EXERCISE PROMPT ▸ Search the records for lines that contain the word "data". Copy them all.

Start of Block

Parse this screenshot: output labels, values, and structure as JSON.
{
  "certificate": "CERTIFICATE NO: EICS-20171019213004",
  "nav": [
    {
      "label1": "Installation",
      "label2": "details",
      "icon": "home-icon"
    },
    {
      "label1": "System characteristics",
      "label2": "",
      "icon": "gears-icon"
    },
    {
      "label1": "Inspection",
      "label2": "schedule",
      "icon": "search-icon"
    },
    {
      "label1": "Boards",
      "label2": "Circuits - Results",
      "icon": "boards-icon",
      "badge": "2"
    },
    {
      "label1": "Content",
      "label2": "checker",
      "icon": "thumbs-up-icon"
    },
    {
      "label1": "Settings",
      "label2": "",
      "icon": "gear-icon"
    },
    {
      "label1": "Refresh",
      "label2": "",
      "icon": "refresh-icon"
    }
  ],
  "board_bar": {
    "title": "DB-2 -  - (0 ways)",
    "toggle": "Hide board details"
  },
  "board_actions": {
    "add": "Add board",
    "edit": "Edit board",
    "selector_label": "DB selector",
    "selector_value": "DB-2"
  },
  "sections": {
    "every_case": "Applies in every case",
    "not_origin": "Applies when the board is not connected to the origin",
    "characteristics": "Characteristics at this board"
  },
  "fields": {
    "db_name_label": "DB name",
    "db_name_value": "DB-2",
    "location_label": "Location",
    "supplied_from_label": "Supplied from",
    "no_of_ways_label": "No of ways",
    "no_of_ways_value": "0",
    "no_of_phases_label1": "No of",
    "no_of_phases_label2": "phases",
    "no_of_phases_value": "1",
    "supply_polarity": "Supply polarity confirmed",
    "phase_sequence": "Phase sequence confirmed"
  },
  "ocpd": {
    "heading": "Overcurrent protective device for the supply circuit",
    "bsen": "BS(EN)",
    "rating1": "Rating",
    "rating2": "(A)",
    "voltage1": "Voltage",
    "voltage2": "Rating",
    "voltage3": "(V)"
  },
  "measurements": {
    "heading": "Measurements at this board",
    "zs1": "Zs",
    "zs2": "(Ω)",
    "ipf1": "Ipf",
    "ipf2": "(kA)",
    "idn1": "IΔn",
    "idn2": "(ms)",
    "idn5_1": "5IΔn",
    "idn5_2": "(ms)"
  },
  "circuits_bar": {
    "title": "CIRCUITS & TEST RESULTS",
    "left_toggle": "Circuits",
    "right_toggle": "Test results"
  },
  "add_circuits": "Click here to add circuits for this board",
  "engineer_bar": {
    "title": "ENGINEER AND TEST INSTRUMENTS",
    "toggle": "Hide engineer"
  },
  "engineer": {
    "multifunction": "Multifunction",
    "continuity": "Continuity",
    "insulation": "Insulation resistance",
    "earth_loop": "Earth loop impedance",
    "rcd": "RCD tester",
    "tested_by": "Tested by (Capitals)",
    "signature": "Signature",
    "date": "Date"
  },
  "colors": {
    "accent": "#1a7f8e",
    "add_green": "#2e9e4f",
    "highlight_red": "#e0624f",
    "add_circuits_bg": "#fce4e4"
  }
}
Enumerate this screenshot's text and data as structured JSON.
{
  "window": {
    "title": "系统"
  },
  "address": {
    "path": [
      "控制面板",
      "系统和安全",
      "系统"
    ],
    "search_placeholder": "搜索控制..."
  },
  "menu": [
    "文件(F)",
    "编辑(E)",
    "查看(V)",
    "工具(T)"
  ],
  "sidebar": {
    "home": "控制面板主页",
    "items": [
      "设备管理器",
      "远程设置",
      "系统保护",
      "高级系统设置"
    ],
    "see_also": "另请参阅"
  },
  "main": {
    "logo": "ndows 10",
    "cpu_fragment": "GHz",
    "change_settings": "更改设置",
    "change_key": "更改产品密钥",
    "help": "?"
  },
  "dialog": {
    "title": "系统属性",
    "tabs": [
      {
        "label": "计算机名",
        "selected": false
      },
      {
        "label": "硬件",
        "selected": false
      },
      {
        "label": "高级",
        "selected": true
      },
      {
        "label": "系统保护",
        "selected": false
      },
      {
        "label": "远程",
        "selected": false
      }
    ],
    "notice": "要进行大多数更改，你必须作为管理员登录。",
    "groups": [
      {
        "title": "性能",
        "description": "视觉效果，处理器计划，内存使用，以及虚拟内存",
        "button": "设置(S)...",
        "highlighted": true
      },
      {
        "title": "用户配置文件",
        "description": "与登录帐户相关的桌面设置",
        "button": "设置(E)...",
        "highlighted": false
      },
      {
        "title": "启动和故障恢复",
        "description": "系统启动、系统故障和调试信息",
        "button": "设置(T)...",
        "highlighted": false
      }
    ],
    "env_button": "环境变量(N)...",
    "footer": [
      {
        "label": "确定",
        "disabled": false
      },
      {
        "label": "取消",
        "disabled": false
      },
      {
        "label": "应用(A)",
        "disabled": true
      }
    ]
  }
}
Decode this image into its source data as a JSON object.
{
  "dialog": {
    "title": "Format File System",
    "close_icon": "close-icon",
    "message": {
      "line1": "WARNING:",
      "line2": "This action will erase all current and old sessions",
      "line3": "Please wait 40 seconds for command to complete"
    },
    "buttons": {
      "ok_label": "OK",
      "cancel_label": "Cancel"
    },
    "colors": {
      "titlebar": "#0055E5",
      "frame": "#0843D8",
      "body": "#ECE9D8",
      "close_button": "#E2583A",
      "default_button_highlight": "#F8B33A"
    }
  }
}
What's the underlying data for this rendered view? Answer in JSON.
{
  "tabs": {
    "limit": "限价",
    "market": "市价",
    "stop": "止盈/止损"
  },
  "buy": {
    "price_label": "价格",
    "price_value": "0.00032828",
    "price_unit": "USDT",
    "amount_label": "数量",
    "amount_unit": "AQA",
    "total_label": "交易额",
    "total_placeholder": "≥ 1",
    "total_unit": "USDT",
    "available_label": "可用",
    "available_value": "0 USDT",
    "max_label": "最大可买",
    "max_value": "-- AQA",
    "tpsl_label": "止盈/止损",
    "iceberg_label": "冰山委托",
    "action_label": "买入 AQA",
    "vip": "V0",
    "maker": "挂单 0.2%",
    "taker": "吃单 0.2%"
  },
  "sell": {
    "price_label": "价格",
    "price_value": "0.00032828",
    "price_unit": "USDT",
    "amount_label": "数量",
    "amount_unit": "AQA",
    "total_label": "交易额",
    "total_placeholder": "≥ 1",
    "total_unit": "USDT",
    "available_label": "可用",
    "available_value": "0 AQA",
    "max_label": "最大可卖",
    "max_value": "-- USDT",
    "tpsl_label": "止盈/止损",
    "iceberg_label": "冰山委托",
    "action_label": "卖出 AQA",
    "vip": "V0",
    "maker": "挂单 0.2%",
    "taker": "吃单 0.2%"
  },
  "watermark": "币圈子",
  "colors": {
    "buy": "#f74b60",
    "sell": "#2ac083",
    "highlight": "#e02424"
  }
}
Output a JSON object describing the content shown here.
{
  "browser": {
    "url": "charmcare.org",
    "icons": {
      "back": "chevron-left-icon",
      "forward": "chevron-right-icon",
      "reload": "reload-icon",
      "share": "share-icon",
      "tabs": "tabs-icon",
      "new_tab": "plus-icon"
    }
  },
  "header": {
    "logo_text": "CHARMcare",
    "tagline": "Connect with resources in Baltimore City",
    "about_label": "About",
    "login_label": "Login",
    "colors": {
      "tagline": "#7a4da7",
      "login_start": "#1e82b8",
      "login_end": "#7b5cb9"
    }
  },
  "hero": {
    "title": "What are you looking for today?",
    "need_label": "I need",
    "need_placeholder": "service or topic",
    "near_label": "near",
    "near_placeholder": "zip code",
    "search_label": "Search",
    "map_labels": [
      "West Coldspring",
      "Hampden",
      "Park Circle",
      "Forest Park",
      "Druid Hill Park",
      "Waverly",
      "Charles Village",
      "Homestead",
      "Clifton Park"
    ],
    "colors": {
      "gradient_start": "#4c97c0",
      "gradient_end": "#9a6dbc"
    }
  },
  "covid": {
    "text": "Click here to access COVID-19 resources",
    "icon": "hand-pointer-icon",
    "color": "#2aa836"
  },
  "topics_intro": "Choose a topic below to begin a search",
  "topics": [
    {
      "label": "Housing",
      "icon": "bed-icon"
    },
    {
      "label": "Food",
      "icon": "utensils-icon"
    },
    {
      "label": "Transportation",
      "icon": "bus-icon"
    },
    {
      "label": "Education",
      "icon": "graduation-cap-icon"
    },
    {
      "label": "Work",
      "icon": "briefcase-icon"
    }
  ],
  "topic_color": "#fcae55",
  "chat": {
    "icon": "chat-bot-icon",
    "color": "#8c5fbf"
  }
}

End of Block

SOLUTION FOR THIS TASK ▸
Enumerate this screenshot's text and data as structured JSON.
Decode this image into its source data as a JSON object.
What's the underlying data for this rendered view? Answer in JSON.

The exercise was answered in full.